**TASK MATERIAL**:
== Segment start ==

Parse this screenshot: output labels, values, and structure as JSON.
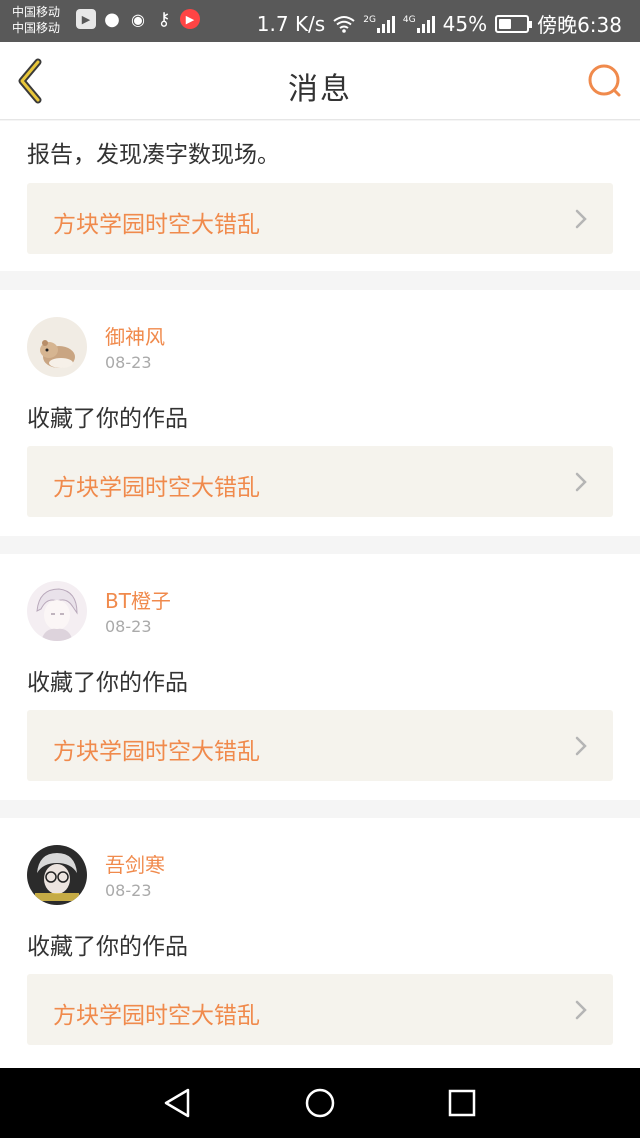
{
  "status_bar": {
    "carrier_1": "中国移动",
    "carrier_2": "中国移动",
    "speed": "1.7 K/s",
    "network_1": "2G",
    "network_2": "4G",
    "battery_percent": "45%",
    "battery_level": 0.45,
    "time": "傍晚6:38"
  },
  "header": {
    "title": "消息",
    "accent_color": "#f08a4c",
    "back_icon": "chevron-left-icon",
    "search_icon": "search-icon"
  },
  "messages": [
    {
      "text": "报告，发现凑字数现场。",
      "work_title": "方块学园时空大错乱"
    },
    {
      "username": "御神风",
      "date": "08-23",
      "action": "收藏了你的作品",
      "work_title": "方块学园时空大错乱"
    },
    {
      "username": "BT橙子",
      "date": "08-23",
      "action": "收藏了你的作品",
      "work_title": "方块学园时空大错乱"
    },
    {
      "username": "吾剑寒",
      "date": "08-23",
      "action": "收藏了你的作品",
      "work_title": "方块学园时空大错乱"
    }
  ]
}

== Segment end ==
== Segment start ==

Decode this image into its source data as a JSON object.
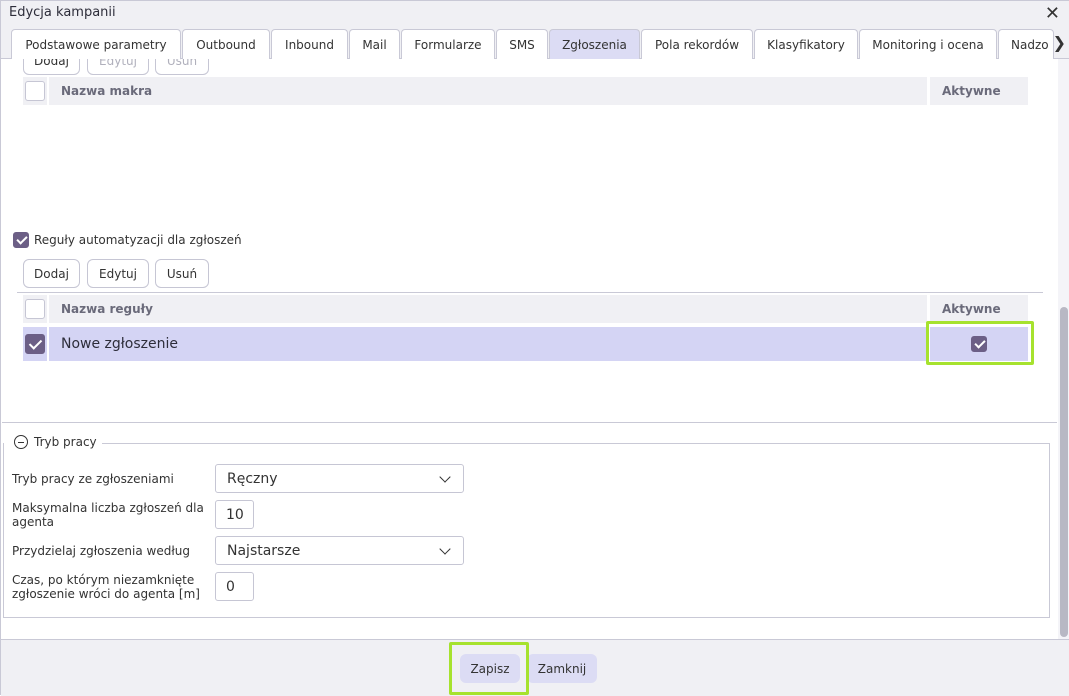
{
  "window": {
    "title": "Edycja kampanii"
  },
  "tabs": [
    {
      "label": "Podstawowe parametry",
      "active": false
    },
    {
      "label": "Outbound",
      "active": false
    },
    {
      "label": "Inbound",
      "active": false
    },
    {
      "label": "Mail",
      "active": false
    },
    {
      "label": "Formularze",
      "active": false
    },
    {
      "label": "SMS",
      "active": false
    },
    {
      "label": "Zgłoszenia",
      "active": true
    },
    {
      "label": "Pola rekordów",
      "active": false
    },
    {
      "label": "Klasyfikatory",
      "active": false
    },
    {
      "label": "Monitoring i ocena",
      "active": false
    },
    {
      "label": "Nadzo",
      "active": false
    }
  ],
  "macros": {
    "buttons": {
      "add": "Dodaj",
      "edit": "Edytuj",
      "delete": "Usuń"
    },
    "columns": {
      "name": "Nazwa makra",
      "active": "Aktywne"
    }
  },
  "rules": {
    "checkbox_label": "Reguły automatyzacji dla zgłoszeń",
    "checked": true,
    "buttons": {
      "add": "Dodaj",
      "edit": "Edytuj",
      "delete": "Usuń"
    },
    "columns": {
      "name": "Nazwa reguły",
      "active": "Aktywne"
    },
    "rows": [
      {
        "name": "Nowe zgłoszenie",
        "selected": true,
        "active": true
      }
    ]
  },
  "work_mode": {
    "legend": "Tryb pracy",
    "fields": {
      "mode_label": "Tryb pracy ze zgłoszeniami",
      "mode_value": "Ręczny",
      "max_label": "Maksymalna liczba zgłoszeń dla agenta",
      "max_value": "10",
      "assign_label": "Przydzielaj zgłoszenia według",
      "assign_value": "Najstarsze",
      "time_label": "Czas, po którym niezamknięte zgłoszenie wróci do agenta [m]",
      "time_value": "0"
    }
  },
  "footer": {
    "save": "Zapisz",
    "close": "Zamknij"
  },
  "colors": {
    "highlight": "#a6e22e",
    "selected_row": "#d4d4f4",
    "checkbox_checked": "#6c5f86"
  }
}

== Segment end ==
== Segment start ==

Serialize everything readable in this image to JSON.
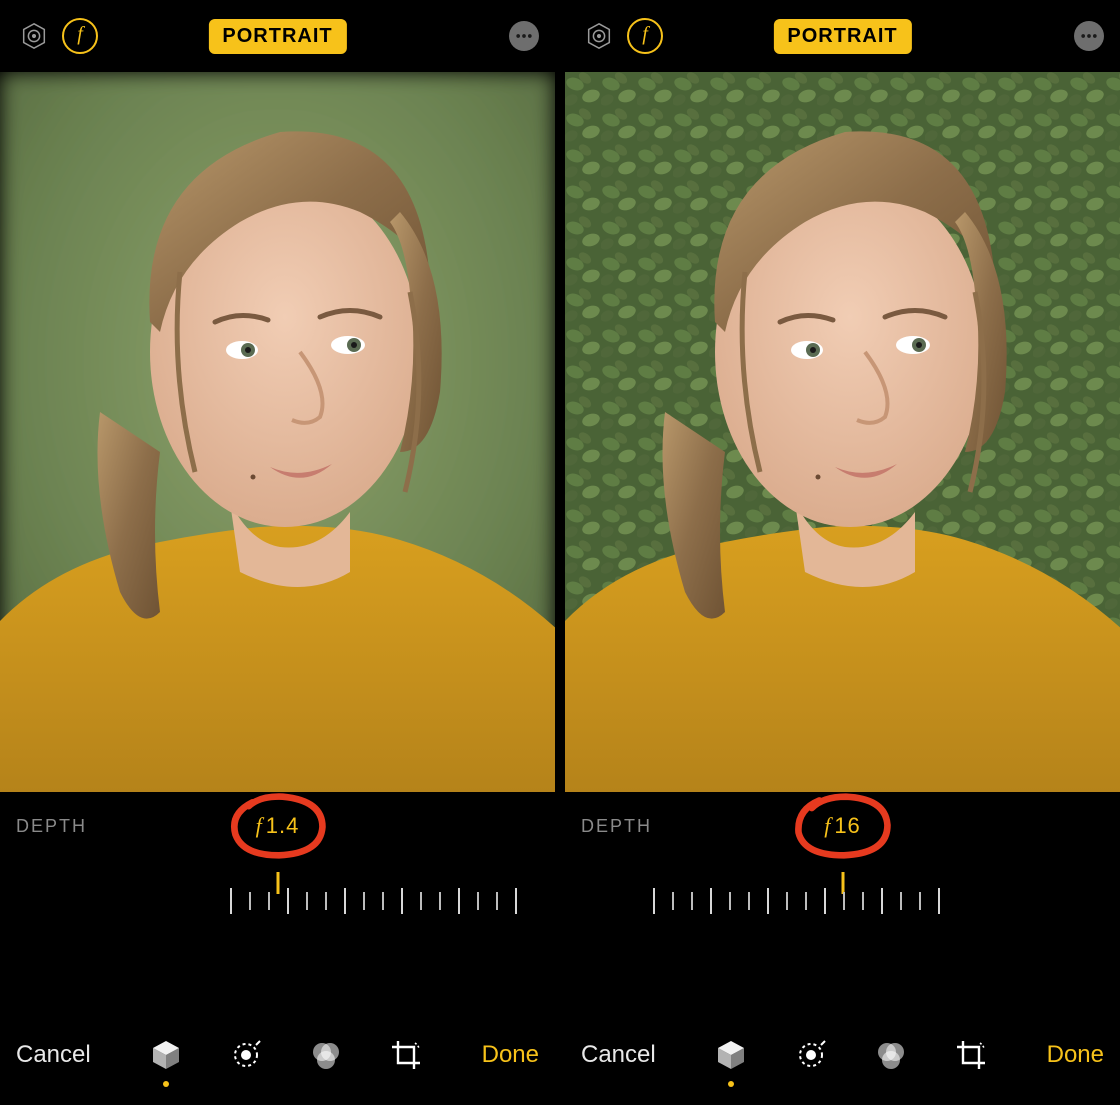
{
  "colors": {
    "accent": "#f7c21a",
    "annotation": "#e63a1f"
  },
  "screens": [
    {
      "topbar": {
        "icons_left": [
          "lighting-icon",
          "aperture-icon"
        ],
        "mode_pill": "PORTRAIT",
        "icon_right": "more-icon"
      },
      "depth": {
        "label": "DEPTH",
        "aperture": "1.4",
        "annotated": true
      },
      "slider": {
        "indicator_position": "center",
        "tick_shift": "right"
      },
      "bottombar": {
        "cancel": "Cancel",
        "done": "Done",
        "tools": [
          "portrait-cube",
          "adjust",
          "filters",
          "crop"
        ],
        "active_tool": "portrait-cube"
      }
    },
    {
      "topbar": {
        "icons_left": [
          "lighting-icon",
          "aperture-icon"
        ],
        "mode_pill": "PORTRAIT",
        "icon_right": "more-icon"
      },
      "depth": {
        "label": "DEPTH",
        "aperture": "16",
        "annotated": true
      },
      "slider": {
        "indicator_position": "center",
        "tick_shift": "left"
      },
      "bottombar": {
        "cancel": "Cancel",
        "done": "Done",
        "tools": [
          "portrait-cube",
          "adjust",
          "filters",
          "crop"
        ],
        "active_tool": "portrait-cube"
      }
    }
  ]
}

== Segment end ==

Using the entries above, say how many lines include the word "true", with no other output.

6